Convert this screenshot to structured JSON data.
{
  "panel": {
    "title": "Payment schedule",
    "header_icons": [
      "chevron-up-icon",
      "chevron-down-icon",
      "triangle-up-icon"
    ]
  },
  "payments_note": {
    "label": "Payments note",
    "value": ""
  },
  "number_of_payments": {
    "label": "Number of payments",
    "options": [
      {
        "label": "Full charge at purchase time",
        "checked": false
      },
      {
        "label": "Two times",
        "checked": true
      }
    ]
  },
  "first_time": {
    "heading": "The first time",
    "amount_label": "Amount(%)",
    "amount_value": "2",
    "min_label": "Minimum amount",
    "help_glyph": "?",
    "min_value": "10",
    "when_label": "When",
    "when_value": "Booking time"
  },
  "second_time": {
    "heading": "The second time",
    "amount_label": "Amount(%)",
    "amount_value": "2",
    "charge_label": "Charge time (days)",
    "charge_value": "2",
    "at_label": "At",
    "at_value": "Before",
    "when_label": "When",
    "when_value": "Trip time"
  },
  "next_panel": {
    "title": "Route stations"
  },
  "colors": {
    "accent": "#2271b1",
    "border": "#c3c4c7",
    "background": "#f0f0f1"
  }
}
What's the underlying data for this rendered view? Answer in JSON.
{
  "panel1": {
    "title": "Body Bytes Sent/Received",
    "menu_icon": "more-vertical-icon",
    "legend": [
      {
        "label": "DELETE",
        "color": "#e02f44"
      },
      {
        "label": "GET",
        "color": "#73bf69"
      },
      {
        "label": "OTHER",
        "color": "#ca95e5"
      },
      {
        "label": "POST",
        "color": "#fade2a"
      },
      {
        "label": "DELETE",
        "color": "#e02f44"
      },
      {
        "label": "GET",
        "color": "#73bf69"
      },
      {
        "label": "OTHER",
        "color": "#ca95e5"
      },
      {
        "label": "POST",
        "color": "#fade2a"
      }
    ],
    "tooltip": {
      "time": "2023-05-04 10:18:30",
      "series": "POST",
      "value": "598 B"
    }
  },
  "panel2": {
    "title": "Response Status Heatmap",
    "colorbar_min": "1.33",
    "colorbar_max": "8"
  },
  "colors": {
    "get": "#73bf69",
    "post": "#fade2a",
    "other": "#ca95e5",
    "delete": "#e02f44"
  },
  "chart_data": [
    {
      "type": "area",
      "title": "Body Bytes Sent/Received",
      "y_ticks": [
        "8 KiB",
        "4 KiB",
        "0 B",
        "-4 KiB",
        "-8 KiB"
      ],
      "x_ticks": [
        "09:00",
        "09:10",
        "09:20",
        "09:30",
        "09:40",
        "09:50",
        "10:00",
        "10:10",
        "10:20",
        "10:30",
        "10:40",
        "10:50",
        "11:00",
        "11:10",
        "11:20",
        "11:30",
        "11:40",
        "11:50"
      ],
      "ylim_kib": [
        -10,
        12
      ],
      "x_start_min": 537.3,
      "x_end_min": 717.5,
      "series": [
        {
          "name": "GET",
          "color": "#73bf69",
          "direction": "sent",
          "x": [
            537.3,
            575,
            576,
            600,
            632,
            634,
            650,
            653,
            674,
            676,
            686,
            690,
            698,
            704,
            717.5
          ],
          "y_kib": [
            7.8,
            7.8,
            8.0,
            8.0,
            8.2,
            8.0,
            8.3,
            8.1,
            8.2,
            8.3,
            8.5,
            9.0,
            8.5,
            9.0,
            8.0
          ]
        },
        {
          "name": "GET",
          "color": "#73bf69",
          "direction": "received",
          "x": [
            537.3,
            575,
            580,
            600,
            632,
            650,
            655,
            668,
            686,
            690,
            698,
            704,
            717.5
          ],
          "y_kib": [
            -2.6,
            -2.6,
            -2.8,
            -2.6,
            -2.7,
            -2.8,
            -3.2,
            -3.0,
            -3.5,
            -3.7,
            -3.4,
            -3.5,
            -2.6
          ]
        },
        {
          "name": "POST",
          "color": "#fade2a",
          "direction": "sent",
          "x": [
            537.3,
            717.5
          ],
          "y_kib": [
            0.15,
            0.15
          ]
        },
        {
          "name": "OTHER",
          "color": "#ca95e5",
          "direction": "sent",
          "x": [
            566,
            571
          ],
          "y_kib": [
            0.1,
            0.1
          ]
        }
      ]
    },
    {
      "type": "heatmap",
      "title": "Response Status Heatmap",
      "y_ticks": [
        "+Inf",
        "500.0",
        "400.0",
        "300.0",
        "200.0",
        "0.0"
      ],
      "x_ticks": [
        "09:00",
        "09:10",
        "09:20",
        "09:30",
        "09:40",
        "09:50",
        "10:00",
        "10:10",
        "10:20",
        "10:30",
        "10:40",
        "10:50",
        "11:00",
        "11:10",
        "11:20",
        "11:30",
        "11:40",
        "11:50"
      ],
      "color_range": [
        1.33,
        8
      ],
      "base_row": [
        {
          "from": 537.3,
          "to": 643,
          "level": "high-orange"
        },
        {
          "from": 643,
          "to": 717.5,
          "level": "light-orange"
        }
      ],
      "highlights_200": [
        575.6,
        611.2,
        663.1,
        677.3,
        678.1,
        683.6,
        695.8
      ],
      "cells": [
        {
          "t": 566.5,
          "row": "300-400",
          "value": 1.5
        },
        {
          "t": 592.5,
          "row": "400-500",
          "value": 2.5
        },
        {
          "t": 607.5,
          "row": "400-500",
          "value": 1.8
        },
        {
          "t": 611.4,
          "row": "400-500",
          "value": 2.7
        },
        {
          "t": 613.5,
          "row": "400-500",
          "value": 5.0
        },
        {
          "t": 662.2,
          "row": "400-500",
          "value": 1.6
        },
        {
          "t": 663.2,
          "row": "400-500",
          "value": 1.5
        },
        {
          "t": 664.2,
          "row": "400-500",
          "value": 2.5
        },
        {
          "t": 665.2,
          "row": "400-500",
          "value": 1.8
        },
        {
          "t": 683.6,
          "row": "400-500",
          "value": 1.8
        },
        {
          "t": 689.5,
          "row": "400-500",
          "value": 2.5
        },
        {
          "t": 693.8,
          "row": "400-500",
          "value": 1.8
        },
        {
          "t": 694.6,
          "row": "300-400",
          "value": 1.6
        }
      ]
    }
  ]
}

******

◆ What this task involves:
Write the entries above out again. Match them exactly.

◆ Solved problem:
Convert this screenshot to structured JSON data.
{
  "panel": {
    "title": "Payment schedule",
    "header_icons": [
      "chevron-up-icon",
      "chevron-down-icon",
      "triangle-up-icon"
    ]
  },
  "payments_note": {
    "label": "Payments note",
    "value": ""
  },
  "number_of_payments": {
    "label": "Number of payments",
    "options": [
      {
        "label": "Full charge at purchase time",
        "checked": false
      },
      {
        "label": "Two times",
        "checked": true
      }
    ]
  },
  "first_time": {
    "heading": "The first time",
    "amount_label": "Amount(%)",
    "amount_value": "2",
    "min_label": "Minimum amount",
    "help_glyph": "?",
    "min_value": "10",
    "when_label": "When",
    "when_value": "Booking time"
  },
  "second_time": {
    "heading": "The second time",
    "amount_label": "Amount(%)",
    "amount_value": "2",
    "charge_label": "Charge time (days)",
    "charge_value": "2",
    "at_label": "At",
    "at_value": "Before",
    "when_label": "When",
    "when_value": "Trip time"
  },
  "next_panel": {
    "title": "Route stations"
  },
  "colors": {
    "accent": "#2271b1",
    "border": "#c3c4c7",
    "background": "#f0f0f1"
  }
}
What's the underlying data for this rendered view? Answer in JSON.
{
  "panel1": {
    "title": "Body Bytes Sent/Received",
    "menu_icon": "more-vertical-icon",
    "legend": [
      {
        "label": "DELETE",
        "color": "#e02f44"
      },
      {
        "label": "GET",
        "color": "#73bf69"
      },
      {
        "label": "OTHER",
        "color": "#ca95e5"
      },
      {
        "label": "POST",
        "color": "#fade2a"
      },
      {
        "label": "DELETE",
        "color": "#e02f44"
      },
      {
        "label": "GET",
        "color": "#73bf69"
      },
      {
        "label": "OTHER",
        "color": "#ca95e5"
      },
      {
        "label": "POST",
        "color": "#fade2a"
      }
    ],
    "tooltip": {
      "time": "2023-05-04 10:18:30",
      "series": "POST",
      "value": "598 B"
    }
  },
  "panel2": {
    "title": "Response Status Heatmap",
    "colorbar_min": "1.33",
    "colorbar_max": "8"
  },
  "colors": {
    "get": "#73bf69",
    "post": "#fade2a",
    "other": "#ca95e5",
    "delete": "#e02f44"
  },
  "chart_data": [
    {
      "type": "area",
      "title": "Body Bytes Sent/Received",
      "y_ticks": [
        "8 KiB",
        "4 KiB",
        "0 B",
        "-4 KiB",
        "-8 KiB"
      ],
      "x_ticks": [
        "09:00",
        "09:10",
        "09:20",
        "09:30",
        "09:40",
        "09:50",
        "10:00",
        "10:10",
        "10:20",
        "10:30",
        "10:40",
        "10:50",
        "11:00",
        "11:10",
        "11:20",
        "11:30",
        "11:40",
        "11:50"
      ],
      "ylim_kib": [
        -10,
        12
      ],
      "x_start_min": 537.3,
      "x_end_min": 717.5,
      "series": [
        {
          "name": "GET",
          "color": "#73bf69",
          "direction": "sent",
          "x": [
            537.3,
            575,
            576,
            600,
            632,
            634,
            650,
            653,
            674,
            676,
            686,
            690,
            698,
            704,
            717.5
          ],
          "y_kib": [
            7.8,
            7.8,
            8.0,
            8.0,
            8.2,
            8.0,
            8.3,
            8.1,
            8.2,
            8.3,
            8.5,
            9.0,
            8.5,
            9.0,
            8.0
          ]
        },
        {
          "name": "GET",
          "color": "#73bf69",
          "direction": "received",
          "x": [
            537.3,
            575,
            580,
            600,
            632,
            650,
            655,
            668,
            686,
            690,
            698,
            704,
            717.5
          ],
          "y_kib": [
            -2.6,
            -2.6,
            -2.8,
            -2.6,
            -2.7,
            -2.8,
            -3.2,
            -3.0,
            -3.5,
            -3.7,
            -3.4,
            -3.5,
            -2.6
          ]
        },
        {
          "name": "POST",
          "color": "#fade2a",
          "direction": "sent",
          "x": [
            537.3,
            717.5
          ],
          "y_kib": [
            0.15,
            0.15
          ]
        },
        {
          "name": "OTHER",
          "color": "#ca95e5",
          "direction": "sent",
          "x": [
            566,
            571
          ],
          "y_kib": [
            0.1,
            0.1
          ]
        }
      ]
    },
    {
      "type": "heatmap",
      "title": "Response Status Heatmap",
      "y_ticks": [
        "+Inf",
        "500.0",
        "400.0",
        "300.0",
        "200.0",
        "0.0"
      ],
      "x_ticks": [
        "09:00",
        "09:10",
        "09:20",
        "09:30",
        "09:40",
        "09:50",
        "10:00",
        "10:10",
        "10:20",
        "10:30",
        "10:40",
        "10:50",
        "11:00",
        "11:10",
        "11:20",
        "11:30",
        "11:40",
        "11:50"
      ],
      "color_range": [
        1.33,
        8
      ],
      "base_row": [
        {
          "from": 537.3,
          "to": 643,
          "level": "high-orange"
        },
        {
          "from": 643,
          "to": 717.5,
          "level": "light-orange"
        }
      ],
      "highlights_200": [
        575.6,
        611.2,
        663.1,
        677.3,
        678.1,
        683.6,
        695.8
      ],
      "cells": [
        {
          "t": 566.5,
          "row": "300-400",
          "value": 1.5
        },
        {
          "t": 592.5,
          "row": "400-500",
          "value": 2.5
        },
        {
          "t": 607.5,
          "row": "400-500",
          "value": 1.8
        },
        {
          "t": 611.4,
          "row": "400-500",
          "value": 2.7
        },
        {
          "t": 613.5,
          "row": "400-500",
          "value": 5.0
        },
        {
          "t": 662.2,
          "row": "400-500",
          "value": 1.6
        },
        {
          "t": 663.2,
          "row": "400-500",
          "value": 1.5
        },
        {
          "t": 664.2,
          "row": "400-500",
          "value": 2.5
        },
        {
          "t": 665.2,
          "row": "400-500",
          "value": 1.8
        },
        {
          "t": 683.6,
          "row": "400-500",
          "value": 1.8
        },
        {
          "t": 689.5,
          "row": "400-500",
          "value": 2.5
        },
        {
          "t": 693.8,
          "row": "400-500",
          "value": 1.8
        },
        {
          "t": 694.6,
          "row": "300-400",
          "value": 1.6
        }
      ]
    }
  ]
}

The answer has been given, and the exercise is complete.